Samsung Galaxy Smart Tag Plus
Range: Up to 393 ft | Sound production: 100 decibels (claimed) | Compatibility: Android | Battery: Replaceable
Samsung Galaxy owners can use Smart Tag Plus, a feature-packed AirTags alternative for Android. It only works for the latest Galaxy Samsung phones, is limited to the SmartThings network, and packs just a six-month battery life, but excels in customizability. That’s due to a programmable function button, actual AR view of your tag in a space, and smart home integration for use as a IoT remote.
While Precision Find on iPhone pulls up GPS-like navigation to your tracker, AR Finder on the Smart Tag Plus shows a directional arrow overlay in the real world guiding you toward your tracker.

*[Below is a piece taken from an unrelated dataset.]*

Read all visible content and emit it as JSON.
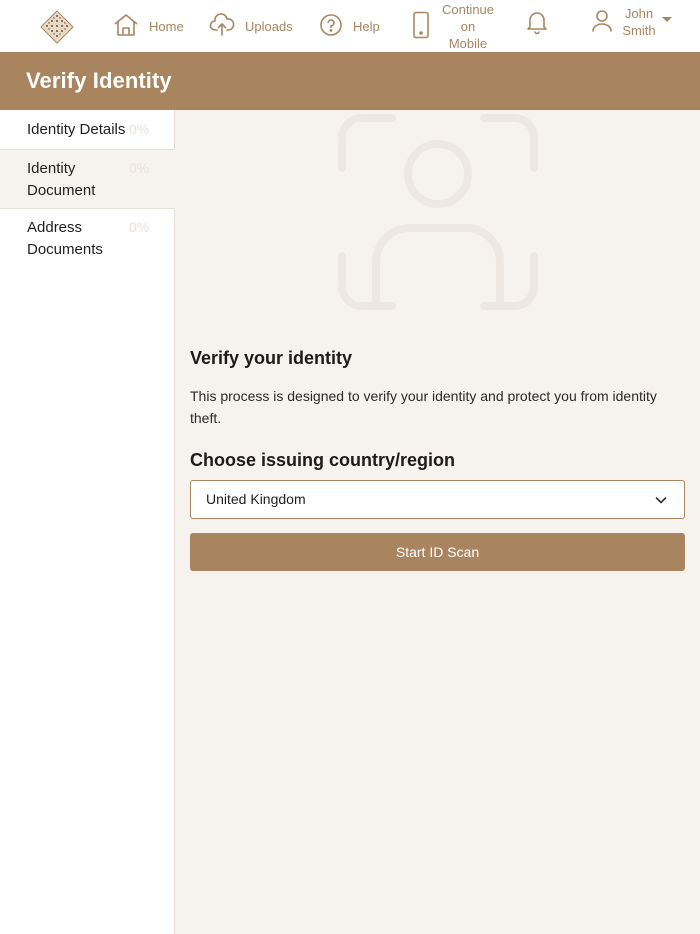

When you’re close, a shimmering green light forms around your tracker to make grabbing it even easier. If you think that’s cool, Samsung’s SmartThings app allows you to program button functions for when you press or hold down the tag. You can use a press to control integrated lights in a room or hold the button to activate a find my phone feature.
The rubber body is resistant to scratch and scuffs for durability. Not only can you pick your Smart Tag in a variety of colors, there are eight different ringtones to choose from as well. If you’re a Galaxy owner and feel like you’re missing out on AirTag, these offer even more advanced smarts than Apple and the rest of the lot.
—FOR OLDER IPHONES—
Chipolo One Spot (2021)
Range: Up to 200 ft | Sound production: 120 decibels (claimed) | Compatibility: iOS | Battery: Replaceable
Chipolo’s One Spot taps into Apple’s expansive Find My network to offer a slick AirTag alternative for iOS devices. You won’t get NFC or Ultra-wideband tech for Precision Finding, but there are functional improvements like a built-in keyring, louder alarm, and long Bluetooth range. If you don’t have an iPhone 11 or newer, this is worth checking out.
You’re locked to the single black option for this round plastic disc that could benefit from a wider color selection. The tracker’s plastic body is light and fits like a glove on your keyring. Unlike with other Chipolo trackers, you don’t need to use the separate Chipolo app to pair or use this model. Launching your iPhone’s built-in Find My software allows you to add the device and control it from the Items tab. When you use the play sound function, the Chipolo One Spot doesn’t stop playing a sound after a few seconds like AirTags—the alarm rings until you turn it off.
For all intents and purposes, this budget AirTag surpasses Apple’s tracker if you don’t have an iPhone 11 or newer to make use of Precision Finding. Unfortunately, the lack of NFC makes it difficult to identify the device.
Range: 55 ft average | Sound production: 64 decibels at 10 ft | Compatibility: Android and iOS | Battery: Replaceable
The Tile Mate is a thinner and cheaper alternative to the Pro. It’s lightweight and sleek, but the $10 price difference between the Mate and the Pro is apparent given the Mate’s severely shorter range, its lower sound, and the stiffer button.
We got the Mate to an average 55 feet before losing the signal. This is the shortest distance in the entire bluetooth tracker pool. To give you a visual comparison, that would be about ten feet longer than a standard city bus. What the Mate lacks in range, it makes up for in sound, just 2 decibels behind the Pro at 64, or about the sound of traffic.
If you want an affordable alternative to the Tile Pro, the mate is thinner and sounds great when you’re searching for things around the house. I’ll even die on the hill that it’s the best-looking tracker out of the entire group. But looks aren’t everything, and I don’t recommend this as strongly as the other models on our list if you’ll be using it with the hopes of finding an item outside of your home.